Edward Joseph Mahoney, a Brooklyn-born second-generation cop who eventually ditched his badge and gun to pursue his rock star dreams as Eddie Money — struck gold right off the bat with his 1977 self-titled debut album.
The record's leadoff single, "Baby Hold On," was actually its biggest hit, but the follow-up single "Two Tickets to Paradise," was a sort of spiritual cousin to Bruce Springsteen‘s "Rosalita (Come Out Tonight)." It's written from the perspective of a young guy who's desperately trying to convince his girlfriend to ignore her disapproving parents and come away with him "on a trip so far away from here." With its smooth production, urgent uptempo chorus, and insistent melodic hook, "Tickets" was a natural for late '70s FM radio — where it found an immediate home, eventually working its way all the way up to No. 22 on the Billboard Hot 100.

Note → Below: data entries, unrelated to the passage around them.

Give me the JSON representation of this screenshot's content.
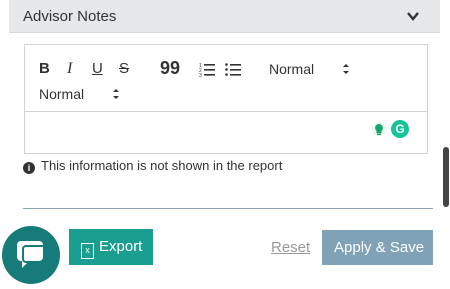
{
  "panel": {
    "title": "Advisor Notes"
  },
  "toolbar": {
    "bold": "B",
    "italic": "I",
    "underline": "U",
    "strike": "S",
    "quote": "99",
    "select_1": "Normal",
    "select_2": "Normal"
  },
  "info": {
    "text": "This information is not shown in the report"
  },
  "actions": {
    "export_label": "Export",
    "excel_glyph": "x",
    "reset_label": "Reset",
    "apply_label": "Apply & Save"
  },
  "colors": {
    "primary": "#1a9e8f",
    "apply_button": "#7fa2b6",
    "chat_bubble": "#177c79"
  }
}
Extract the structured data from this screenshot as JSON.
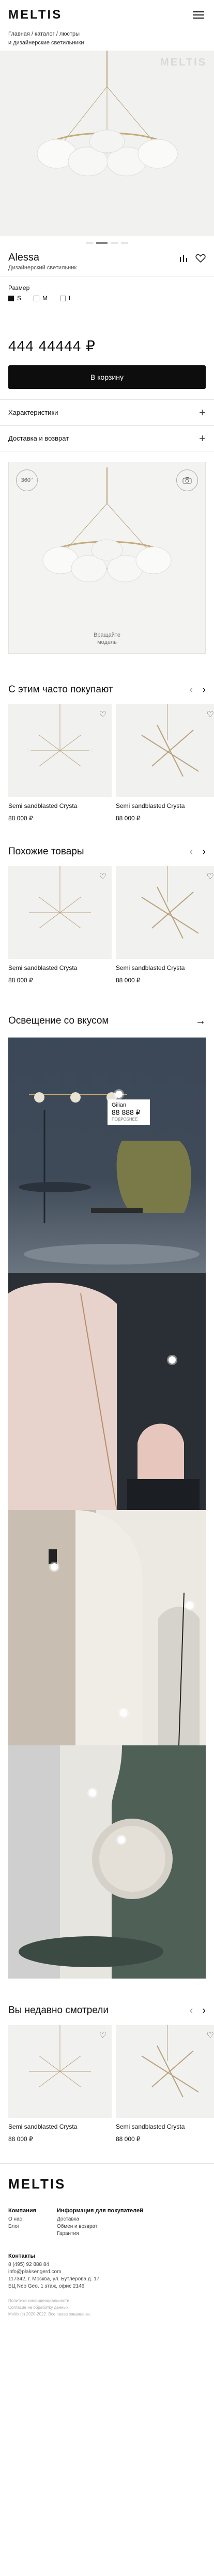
{
  "header": {
    "logo": "MELTIS",
    "breadcrumb": "Главная / каталог / люстры\nи дизайнерские светильники"
  },
  "gallery": {
    "watermark": "MELTIS",
    "slides": 4,
    "active": 1
  },
  "product": {
    "name": "Alessa",
    "category": "Дизайнерский светильник",
    "size_label": "Размер",
    "sizes": [
      "S",
      "M",
      "L"
    ],
    "selected_size": "S",
    "price": "444 44444 ₽",
    "buy_label": "В корзину",
    "accordion": [
      "Характеристики",
      "Доставка и возврат"
    ],
    "viewer_badge": "360°",
    "rotate_label": "Вращайте\nмодель"
  },
  "sections": {
    "bought_together": {
      "title": "С этим часто покупают",
      "cards": [
        {
          "name": "Semi sandblasted Crysta",
          "price": "88 000 ₽"
        },
        {
          "name": "Semi sandblasted Crysta",
          "price": "88 000 ₽"
        }
      ]
    },
    "similar": {
      "title": "Похожие товары",
      "cards": [
        {
          "name": "Semi sandblasted Crysta",
          "price": "88 000 ₽"
        },
        {
          "name": "Semi sandblasted Crysta",
          "price": "88 000 ₽"
        }
      ]
    },
    "inspiration": {
      "title": "Освещение со вкусом",
      "tag": {
        "name": "Gilian",
        "price": "88 888 ₽",
        "small": "ПОДРОБНЕЕ"
      }
    },
    "recent": {
      "title": "Вы недавно смотрели",
      "cards": [
        {
          "name": "Semi sandblasted Crysta",
          "price": "88 000 ₽"
        },
        {
          "name": "Semi sandblasted Crysta",
          "price": "88 000 ₽"
        }
      ]
    }
  },
  "footer": {
    "logo": "MELTIS",
    "col1": {
      "title": "Компания",
      "items": [
        "О нас",
        "Блог"
      ]
    },
    "col2": {
      "title": "Информация для покупателей",
      "items": [
        "Доставка",
        "Обмен и возврат",
        "Гарантия"
      ]
    },
    "contacts": {
      "title": "Контакты",
      "lines": [
        "8 (495) 92 888 84",
        "info@plaksengerd.com",
        "117342, г. Москва, ул. Бутлерова д. 17",
        "БЦ Neo Geo, 1 этаж, офис 2146"
      ]
    },
    "legal": [
      "Политика конфиденциальности",
      "Согласие на обработку данных",
      "Meltis (с) 2020-2022. Все права защищены."
    ]
  }
}
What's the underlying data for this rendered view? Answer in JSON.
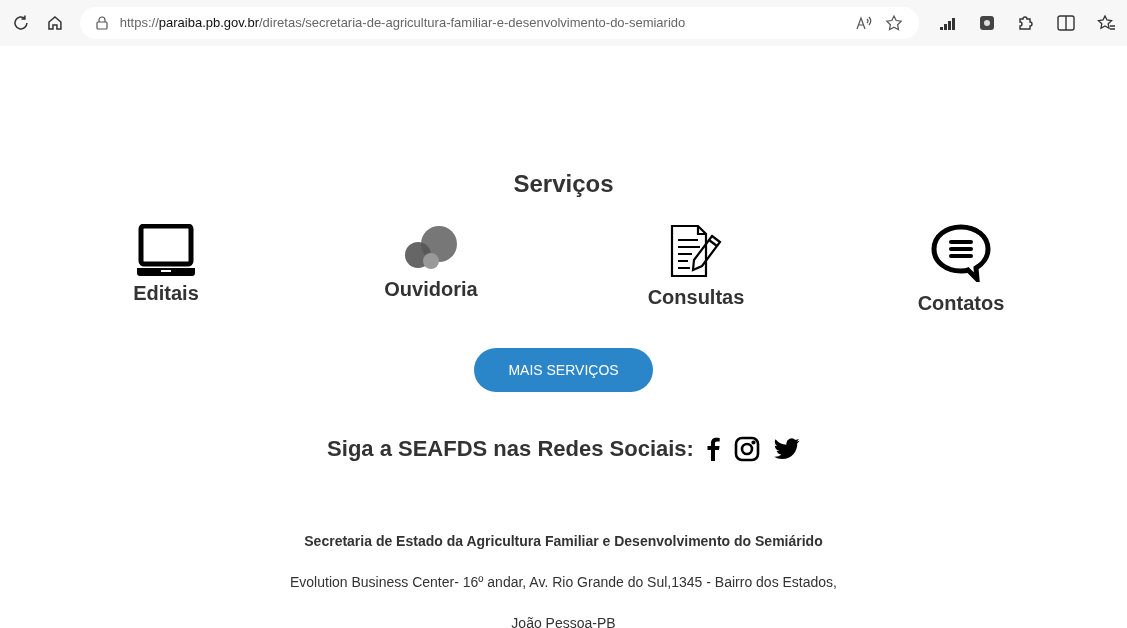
{
  "browser": {
    "url_scheme": "https://",
    "url_host": "paraiba.pb.gov.br",
    "url_path": "/diretas/secretaria-de-agricultura-familiar-e-desenvolvimento-do-semiarido"
  },
  "services": {
    "title": "Serviços",
    "items": [
      {
        "kind": "laptop",
        "label": "Editais"
      },
      {
        "kind": "bubbles",
        "label": "Ouvidoria"
      },
      {
        "kind": "document",
        "label": "Consultas"
      },
      {
        "kind": "chat",
        "label": "Contatos"
      }
    ],
    "more_button": "MAIS SERVIÇOS"
  },
  "social": {
    "label": "Siga a SEAFDS nas Redes Sociais:",
    "networks": [
      {
        "kind": "facebook"
      },
      {
        "kind": "instagram"
      },
      {
        "kind": "twitter"
      }
    ]
  },
  "footer": {
    "name": "Secretaria de Estado da Agricultura Familiar e Desenvolvimento do Semiárido",
    "address": "Evolution Business Center- 16º andar, Av. Rio Grande do Sul,1345 - Bairro dos Estados,",
    "city": "João Pessoa-PB"
  }
}
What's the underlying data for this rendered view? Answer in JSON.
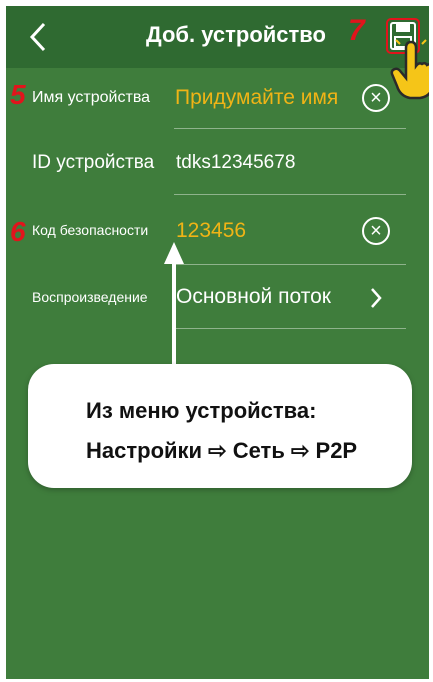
{
  "header": {
    "title": "Доб. устройство",
    "back_icon": "chevron-left-icon",
    "save_icon": "floppy-disk-icon",
    "step_number": "7"
  },
  "form": {
    "device_name": {
      "step": "5",
      "label": "Имя устройства",
      "placeholder": "Придумайте имя"
    },
    "device_id": {
      "label": "ID устройства",
      "value": "tdks12345678"
    },
    "security_code": {
      "step": "6",
      "label": "Код безопасности",
      "value": "123456"
    },
    "playback": {
      "label": "Воспроизведение",
      "value": "Основной поток"
    }
  },
  "callout": {
    "line1": "Из меню устройства:",
    "line2": "Настройки ⇨ Сеть ⇨ P2P"
  },
  "colors": {
    "background": "#3f7d3c",
    "topbar": "#2f6a31",
    "accent_yellow": "#f0b416",
    "step_red": "#e1141c"
  }
}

Although Money might have written "Two Tickets to Paradise" to convince a specific girl to leave town with him, its title became shorthand for that end-of-the-work-week feeling you get when you've fulfilled all of your responsibilities to the Man and you're free to relax without obligations for a little while — like, say, at at an Eddie Money concert, where "Tickets" has remained a constant fixture of the set list for more than 30 years.
We've done this Analogue Productions issue up right with top-of-the-line remastering direct from the original analog tape by Ryan Smith at Sterling Sound — for phenomenal sonic quality — and a richly detailed, silent-background Quality Record Pressings 200 gram LP. None better.